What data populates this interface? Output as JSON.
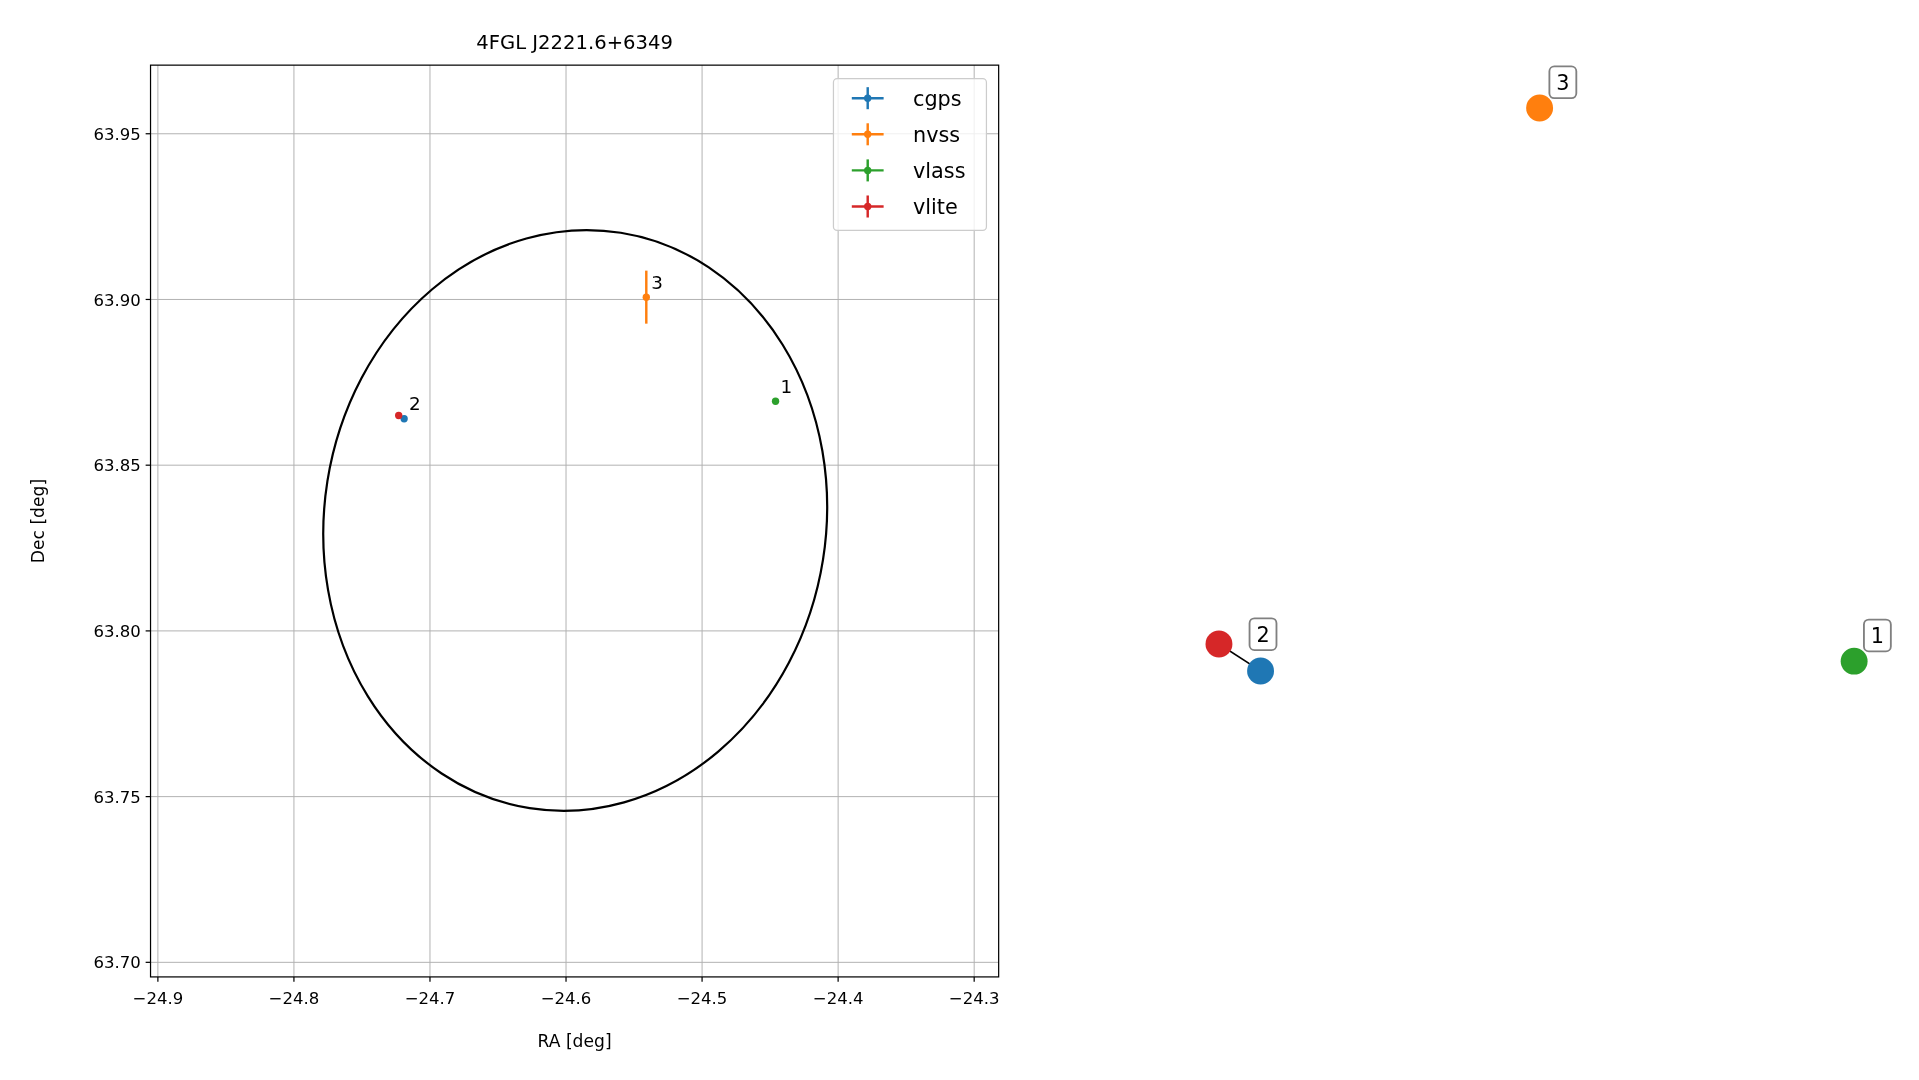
{
  "plot": {
    "chart_data": {
      "type": "scatter",
      "title": "4FGL J2221.6+6349",
      "xlabel": "RA [deg]",
      "ylabel": "Dec [deg]",
      "series": [
        {
          "name": "cgps",
          "color": "#1f77b4",
          "x": [
            -24.719
          ],
          "values": [
            63.864
          ]
        },
        {
          "name": "nvss",
          "color": "#ff7f0e",
          "x": [
            -24.541
          ],
          "values": [
            63.9007
          ]
        },
        {
          "name": "vlass",
          "color": "#2ca02c",
          "x": [
            -24.446
          ],
          "values": [
            63.8693
          ]
        },
        {
          "name": "vlite",
          "color": "#d62728",
          "x": [
            -24.723
          ],
          "values": [
            63.865
          ]
        }
      ],
      "grid": true,
      "legend": true,
      "xlim": [
        -24.9054,
        -24.282
      ],
      "ylim": [
        63.6956,
        63.9707
      ],
      "xticks": [
        {
          "value": -24.9,
          "label": "−24.9"
        },
        {
          "value": -24.8,
          "label": "−24.8"
        },
        {
          "value": -24.7,
          "label": "−24.7"
        },
        {
          "value": -24.6,
          "label": "−24.6"
        },
        {
          "value": -24.5,
          "label": "−24.5"
        },
        {
          "value": -24.4,
          "label": "−24.4"
        },
        {
          "value": -24.3,
          "label": "−24.3"
        }
      ],
      "yticks": [
        {
          "value": 63.7,
          "label": "63.70"
        },
        {
          "value": 63.75,
          "label": "63.75"
        },
        {
          "value": 63.8,
          "label": "63.80"
        },
        {
          "value": 63.85,
          "label": "63.85"
        },
        {
          "value": 63.9,
          "label": "63.90"
        },
        {
          "value": 63.95,
          "label": "63.95"
        }
      ],
      "annotations": [
        {
          "text": "1",
          "x": -24.446,
          "y": 63.8693
        },
        {
          "text": "2",
          "x": -24.719,
          "y": 63.864
        },
        {
          "text": "3",
          "x": -24.541,
          "y": 63.9007
        }
      ]
    }
  },
  "graph": {
    "nodes": [
      {
        "color": "#d62728"
      },
      {
        "color": "#1f77b4",
        "label": "2"
      },
      {
        "color": "#ff7f0e",
        "label": "3"
      },
      {
        "color": "#2ca02c",
        "label": "1"
      }
    ]
  }
}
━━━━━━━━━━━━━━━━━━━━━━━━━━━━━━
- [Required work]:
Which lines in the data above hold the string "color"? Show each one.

- [Solution]:
          "color": "#1f77b4",
          "color": "#ff7f0e",
          "color": "#2ca02c",
          "color": "#d62728",
        "color": "#d62728"
        "color": "#1f77b4",
        "color": "#ff7f0e",
        "color": "#2ca02c",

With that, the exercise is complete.